### Provided information
● ● ●

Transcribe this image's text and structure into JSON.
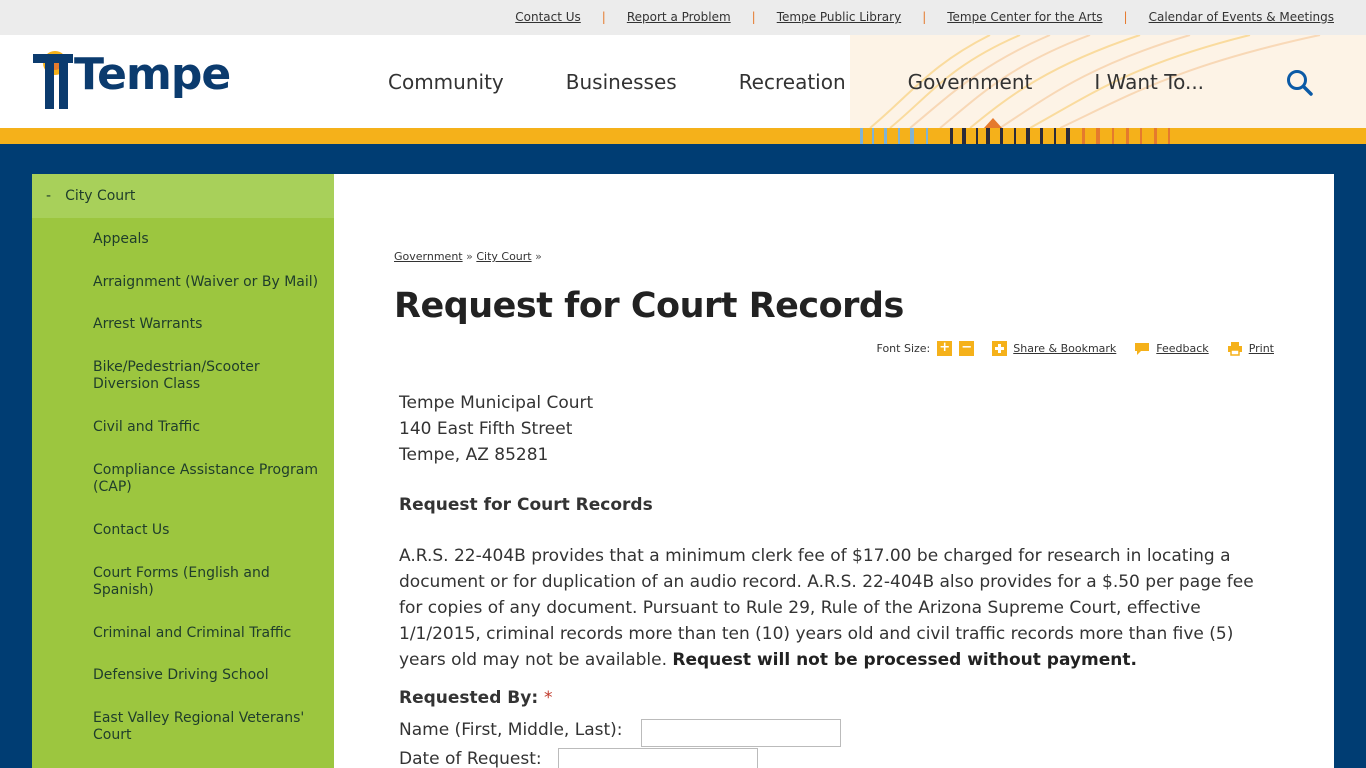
{
  "utility_links": [
    "Contact Us",
    "Report a Problem",
    "Tempe Public Library",
    "Tempe Center for the Arts",
    "Calendar of Events & Meetings"
  ],
  "brand": {
    "logo_text": "Tempe",
    "accent": "#f5b11a",
    "primary": "#003d73",
    "sidebar_green": "#9cc63f"
  },
  "nav": [
    "Community",
    "Businesses",
    "Recreation",
    "Government",
    "I Want To..."
  ],
  "sidebar": {
    "heading": "City Court",
    "items": [
      "Appeals",
      "Arraignment (Waiver or By Mail)",
      "Arrest Warrants",
      "Bike/Pedestrian/Scooter Diversion Class",
      "Civil and Traffic",
      "Compliance Assistance Program (CAP)",
      "Contact Us",
      "Court Forms (English and Spanish)",
      "Criminal and Criminal Traffic",
      "Defensive Driving School",
      "East Valley Regional Veterans' Court"
    ]
  },
  "breadcrumb": {
    "items": [
      "Government",
      "City Court"
    ],
    "sep": "»"
  },
  "page_title": "Request for Court Records",
  "tools": {
    "font_size": "Font Size:",
    "share": "Share & Bookmark",
    "feedback": "Feedback",
    "print": "Print"
  },
  "address": [
    "Tempe Municipal Court",
    "140 East Fifth Street",
    "Tempe, AZ 85281"
  ],
  "sub_heading": "Request for Court Records",
  "paragraph": {
    "text": "A.R.S. 22-404B provides that a minimum clerk fee of $17.00 be charged for research in locating a document or for duplication of an audio record. A.R.S. 22-404B also provides for a $.50 per page fee for copies of any document. Pursuant to Rule 29, Rule of the Arizona Supreme Court, effective 1/1/2015, criminal records more than ten (10) years old and civil traffic records more than five (5) years old may not be available. ",
    "bold": "Request will not be processed without payment."
  },
  "form": {
    "requested_by": "Requested By:",
    "required_mark": "*",
    "name_label": "Name (First, Middle, Last):",
    "name_value": "",
    "date_label": "Date of Request:",
    "date_value": ""
  }
}
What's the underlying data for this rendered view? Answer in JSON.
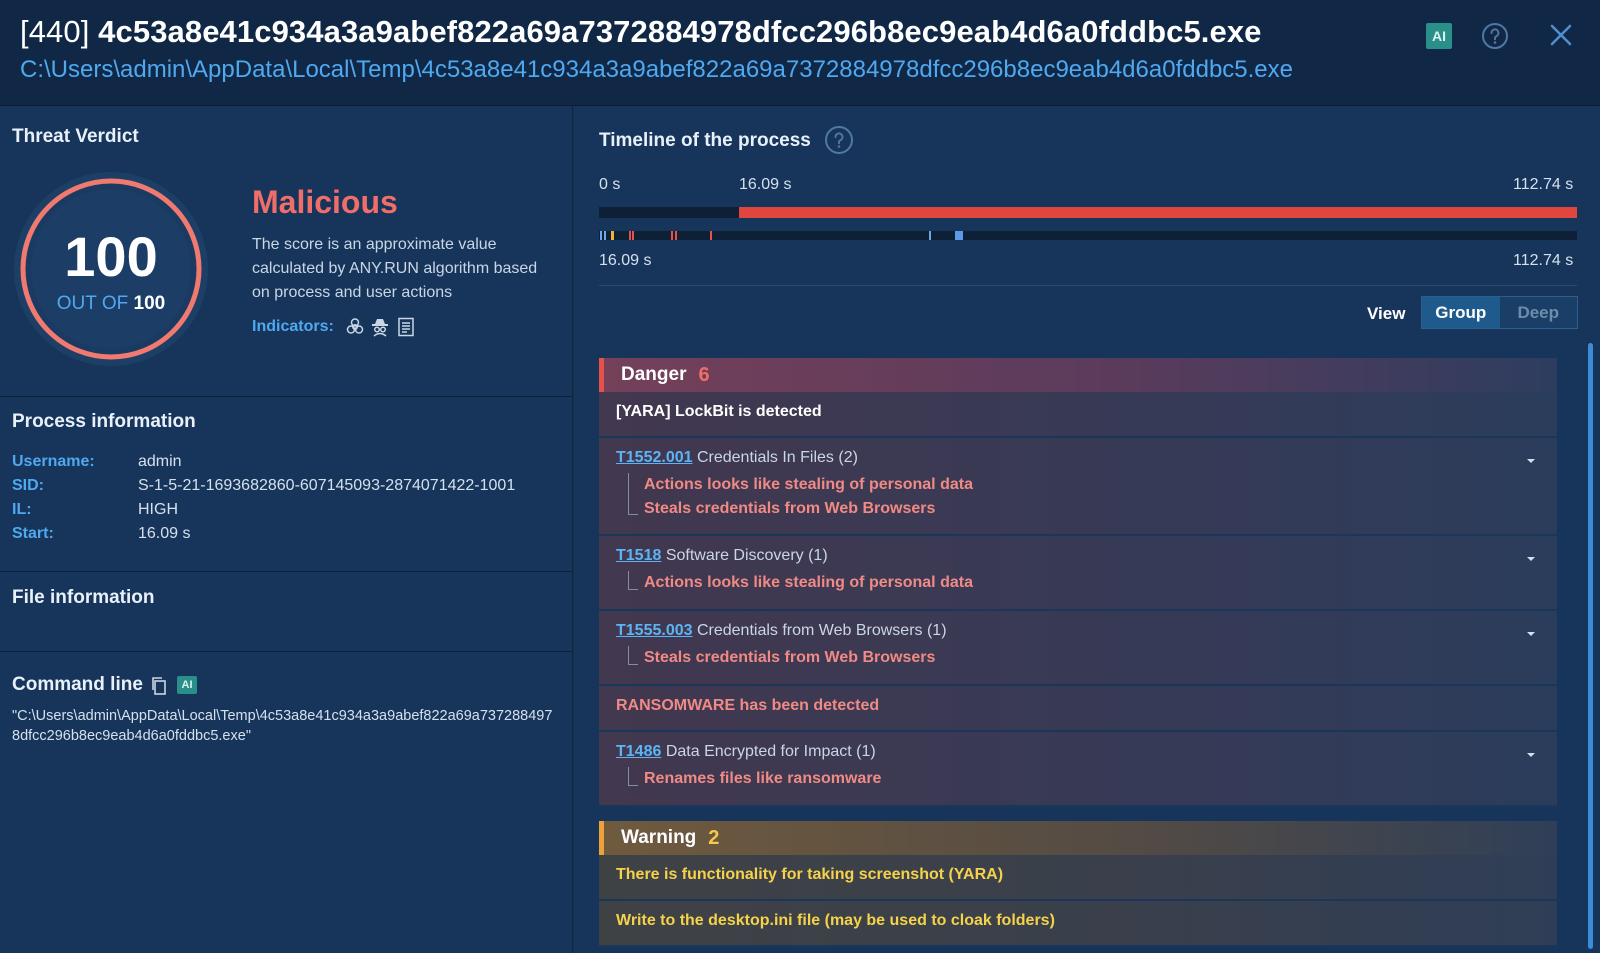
{
  "header": {
    "pid": "[440]",
    "name": "4c53a8e41c934a3a9abef822a69a7372884978dfcc296b8ec9eab4d6a0fddbc5.exe",
    "path": "C:\\Users\\admin\\AppData\\Local\\Temp\\4c53a8e41c934a3a9abef822a69a7372884978dfcc296b8ec9eab4d6a0fddbc5.exe",
    "ai_badge": "AI",
    "icons": [
      "help-icon",
      "close-icon"
    ]
  },
  "threat_verdict": {
    "title": "Threat Verdict",
    "score": "100",
    "out_of_label": "OUT OF",
    "out_of_value": "100",
    "verdict": "Malicious",
    "description": "The score is an approximate value calculated by ANY.RUN algorithm based on process and user actions",
    "indicators_label": "Indicators:",
    "indicator_icons": [
      "biohazard-icon",
      "spy-icon",
      "document-icon"
    ],
    "colors": {
      "verdict": "#f06e6a",
      "ring": "#f07a6f"
    }
  },
  "process_info": {
    "title": "Process information",
    "fields": [
      {
        "key": "Username:",
        "value": "admin"
      },
      {
        "key": "SID:",
        "value": "S-1-5-21-1693682860-607145093-2874071422-1001"
      },
      {
        "key": "IL:",
        "value": "HIGH"
      },
      {
        "key": "Start:",
        "value": "16.09 s"
      }
    ]
  },
  "file_info": {
    "title": "File information"
  },
  "command_line": {
    "title": "Command line",
    "ai_badge": "AI",
    "text": "\"C:\\Users\\admin\\AppData\\Local\\Temp\\4c53a8e41c934a3a9abef822a69a7372884978dfcc296b8ec9eab4d6a0fddbc5.exe\""
  },
  "timeline": {
    "title": "Timeline of the process",
    "start_label": "0 s",
    "process_start_label": "16.09 s",
    "end_label": "112.74 s",
    "zoom_start_label": "16.09 s",
    "zoom_end_label": "112.74 s",
    "process_start": 16.09,
    "total": 112.74
  },
  "view": {
    "label": "View",
    "options": [
      "Group",
      "Deep"
    ],
    "selected": "Group"
  },
  "groups": {
    "danger": {
      "name": "Danger",
      "count": "6",
      "items": {
        "yara": "[YARA] LockBit is detected",
        "t1552_id": "T1552.001",
        "t1552_name": "Credentials In Files (2)",
        "t1552_subs": [
          "Actions looks like stealing of personal data",
          "Steals credentials from Web Browsers"
        ],
        "t1518_id": "T1518",
        "t1518_name": "Software Discovery (1)",
        "t1518_subs": [
          "Actions looks like stealing of personal data"
        ],
        "t1555_id": "T1555.003",
        "t1555_name": "Credentials from Web Browsers (1)",
        "t1555_subs": [
          "Steals credentials from Web Browsers"
        ],
        "ransomware": "RANSOMWARE has been detected",
        "t1486_id": "T1486",
        "t1486_name": "Data Encrypted for Impact (1)",
        "t1486_subs": [
          "Renames files like ransomware"
        ]
      }
    },
    "warning": {
      "name": "Warning",
      "count": "2",
      "items": [
        "There is functionality for taking screenshot (YARA)",
        "Write to the desktop.ini file (may be used to cloak folders)"
      ]
    }
  }
}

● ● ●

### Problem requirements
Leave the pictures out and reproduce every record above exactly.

### Reply
Transcribe this image's text and structure into JSON.
{
  "utility_links": [
    "Contact Us",
    "Report a Problem",
    "Tempe Public Library",
    "Tempe Center for the Arts",
    "Calendar of Events & Meetings"
  ],
  "brand": {
    "logo_text": "Tempe",
    "accent": "#f5b11a",
    "primary": "#003d73",
    "sidebar_green": "#9cc63f"
  },
  "nav": [
    "Community",
    "Businesses",
    "Recreation",
    "Government",
    "I Want To..."
  ],
  "sidebar": {
    "heading": "City Court",
    "items": [
      "Appeals",
      "Arraignment (Waiver or By Mail)",
      "Arrest Warrants",
      "Bike/Pedestrian/Scooter Diversion Class",
      "Civil and Traffic",
      "Compliance Assistance Program (CAP)",
      "Contact Us",
      "Court Forms (English and Spanish)",
      "Criminal and Criminal Traffic",
      "Defensive Driving School",
      "East Valley Regional Veterans' Court"
    ]
  },
  "breadcrumb": {
    "items": [
      "Government",
      "City Court"
    ],
    "sep": "»"
  },
  "page_title": "Request for Court Records",
  "tools": {
    "font_size": "Font Size:",
    "share": "Share & Bookmark",
    "feedback": "Feedback",
    "print": "Print"
  },
  "address": [
    "Tempe Municipal Court",
    "140 East Fifth Street",
    "Tempe, AZ 85281"
  ],
  "sub_heading": "Request for Court Records",
  "paragraph": {
    "text": "A.R.S. 22-404B provides that a minimum clerk fee of $17.00 be charged for research in locating a document or for duplication of an audio record. A.R.S. 22-404B also provides for a $.50 per page fee for copies of any document. Pursuant to Rule 29, Rule of the Arizona Supreme Court, effective 1/1/2015, criminal records more than ten (10) years old and civil traffic records more than five (5) years old may not be available. ",
    "bold": "Request will not be processed without payment."
  },
  "form": {
    "requested_by": "Requested By:",
    "required_mark": "*",
    "name_label": "Name (First, Middle, Last):",
    "name_value": "",
    "date_label": "Date of Request:",
    "date_value": ""
  }
}
What's the underlying data for this rendered view? Answer in JSON.
{
  "header": {
    "pid": "[440]",
    "name": "4c53a8e41c934a3a9abef822a69a7372884978dfcc296b8ec9eab4d6a0fddbc5.exe",
    "path": "C:\\Users\\admin\\AppData\\Local\\Temp\\4c53a8e41c934a3a9abef822a69a7372884978dfcc296b8ec9eab4d6a0fddbc5.exe",
    "ai_badge": "AI",
    "icons": [
      "help-icon",
      "close-icon"
    ]
  },
  "threat_verdict": {
    "title": "Threat Verdict",
    "score": "100",
    "out_of_label": "OUT OF",
    "out_of_value": "100",
    "verdict": "Malicious",
    "description": "The score is an approximate value calculated by ANY.RUN algorithm based on process and user actions",
    "indicators_label": "Indicators:",
    "indicator_icons": [
      "biohazard-icon",
      "spy-icon",
      "document-icon"
    ],
    "colors": {
      "verdict": "#f06e6a",
      "ring": "#f07a6f"
    }
  },
  "process_info": {
    "title": "Process information",
    "fields": [
      {
        "key": "Username:",
        "value": "admin"
      },
      {
        "key": "SID:",
        "value": "S-1-5-21-1693682860-607145093-2874071422-1001"
      },
      {
        "key": "IL:",
        "value": "HIGH"
      },
      {
        "key": "Start:",
        "value": "16.09 s"
      }
    ]
  },
  "file_info": {
    "title": "File information"
  },
  "command_line": {
    "title": "Command line",
    "ai_badge": "AI",
    "text": "\"C:\\Users\\admin\\AppData\\Local\\Temp\\4c53a8e41c934a3a9abef822a69a7372884978dfcc296b8ec9eab4d6a0fddbc5.exe\""
  },
  "timeline": {
    "title": "Timeline of the process",
    "start_label": "0 s",
    "process_start_label": "16.09 s",
    "end_label": "112.74 s",
    "zoom_start_label": "16.09 s",
    "zoom_end_label": "112.74 s",
    "process_start": 16.09,
    "total": 112.74
  },
  "view": {
    "label": "View",
    "options": [
      "Group",
      "Deep"
    ],
    "selected": "Group"
  },
  "groups": {
    "danger": {
      "name": "Danger",
      "count": "6",
      "items": {
        "yara": "[YARA] LockBit is detected",
        "t1552_id": "T1552.001",
        "t1552_name": "Credentials In Files (2)",
        "t1552_subs": [
          "Actions looks like stealing of personal data",
          "Steals credentials from Web Browsers"
        ],
        "t1518_id": "T1518",
        "t1518_name": "Software Discovery (1)",
        "t1518_subs": [
          "Actions looks like stealing of personal data"
        ],
        "t1555_id": "T1555.003",
        "t1555_name": "Credentials from Web Browsers (1)",
        "t1555_subs": [
          "Steals credentials from Web Browsers"
        ],
        "ransomware": "RANSOMWARE has been detected",
        "t1486_id": "T1486",
        "t1486_name": "Data Encrypted for Impact (1)",
        "t1486_subs": [
          "Renames files like ransomware"
        ]
      }
    },
    "warning": {
      "name": "Warning",
      "count": "2",
      "items": [
        "There is functionality for taking screenshot (YARA)",
        "Write to the desktop.ini file (may be used to cloak folders)"
      ]
    }
  }
}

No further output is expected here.